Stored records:
========================================================================
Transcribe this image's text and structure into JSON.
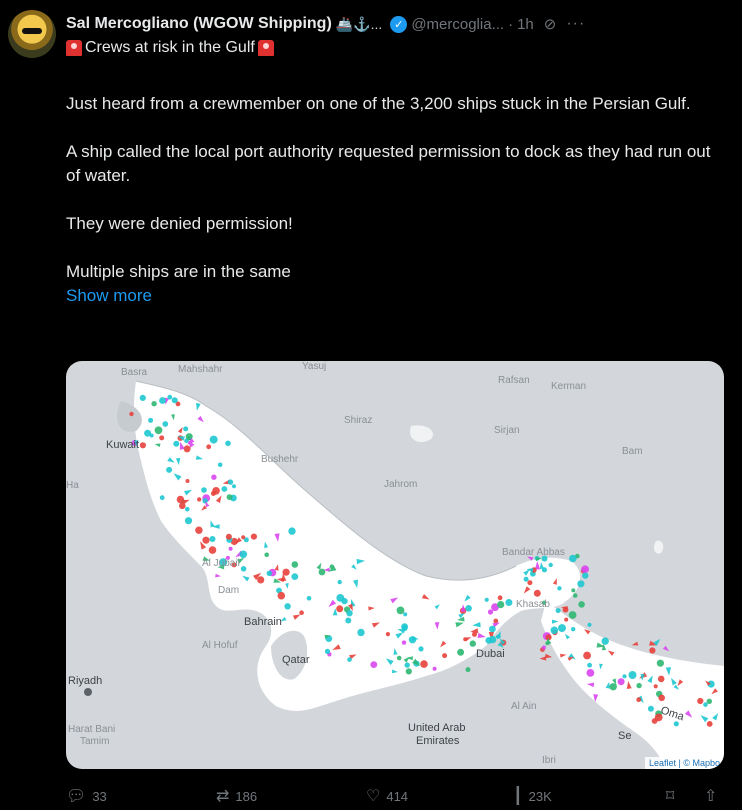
{
  "author": {
    "display_name": "Sal Mercogliano (WGOW Shipping)",
    "name_emojis": "🚢⚓...",
    "handle": "@mercoglia...",
    "time": "1h"
  },
  "post": {
    "subtitle": "Crews at risk in the Gulf",
    "paragraphs": [
      "Just heard from a crewmember on one of the 3,200 ships stuck in the Persian Gulf.",
      "A ship called the local port authority requested permission to dock as they had run out of water.",
      "They were denied permission!",
      "Multiple ships are in the same"
    ],
    "show_more": "Show more"
  },
  "map": {
    "labels": {
      "basra": "Basra",
      "mahshahr": "Mahshahr",
      "yasuj": "Yasuj",
      "rafsanjan": "Rafsan",
      "kerman": "Kerman",
      "shiraz": "Shiraz",
      "sirjan": "Sirjan",
      "bam": "Bam",
      "kuwait": "Kuwait",
      "bushehr": "Bushehr",
      "jahrom": "Jahrom",
      "ha": "Ha",
      "bandar_abbas": "Bandar Abbas",
      "jubail": "Al Jubail",
      "dammam": "Dam",
      "bahrain": "Bahrain",
      "khasab": "Khasab",
      "hofuf": "Al Hofuf",
      "qatar": "Qatar",
      "dubai": "Dubai",
      "riyadh": "Riyadh",
      "al_ain": "Al Ain",
      "uae_line1": "United Arab",
      "uae_line2": "Emirates",
      "oman": "Oma",
      "muscat": "Se",
      "haradh_line1": "Harat Bani",
      "haradh_line2": "Tamim",
      "ibri": "Ibri"
    },
    "attribution": "Leaflet | © Mapbo"
  },
  "actions": {
    "replies": "33",
    "reposts": "186",
    "likes": "414",
    "views": "23K"
  },
  "colors": {
    "background": "#000000",
    "text": "#e7e9ea",
    "muted": "#71767b",
    "link": "#1d9bf0",
    "map_land": "#d3d7db",
    "map_water": "#ffffff",
    "ship_cyan": "#1ec8d0",
    "ship_red": "#e8413c",
    "ship_green": "#2eb872",
    "ship_magenta": "#d946ef"
  }
}
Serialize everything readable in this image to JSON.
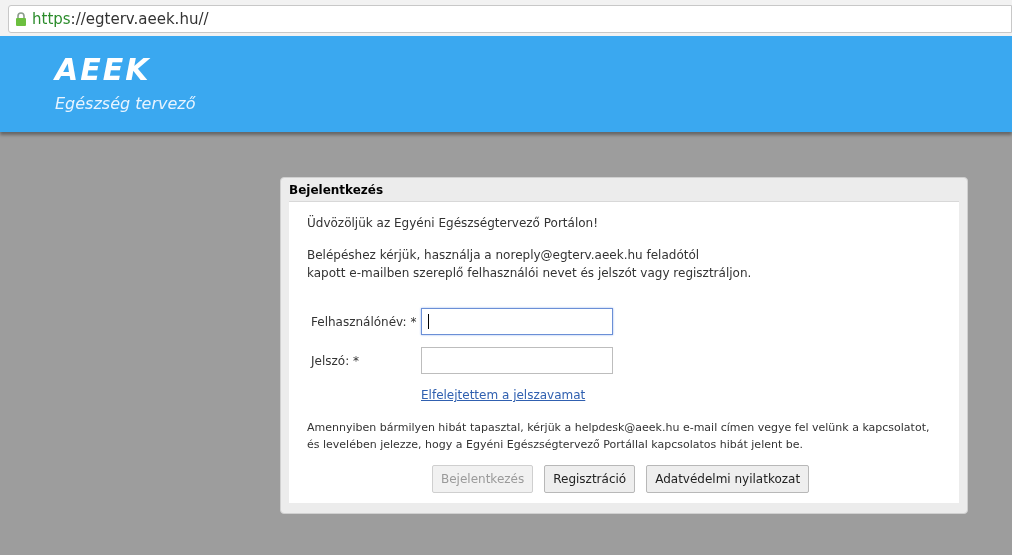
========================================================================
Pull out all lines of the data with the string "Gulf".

    "subtitle": "Crews at risk in the Gulf",
      "Just heard from a crewmember on one of the 3,200 ships stuck in the Persian Gulf.",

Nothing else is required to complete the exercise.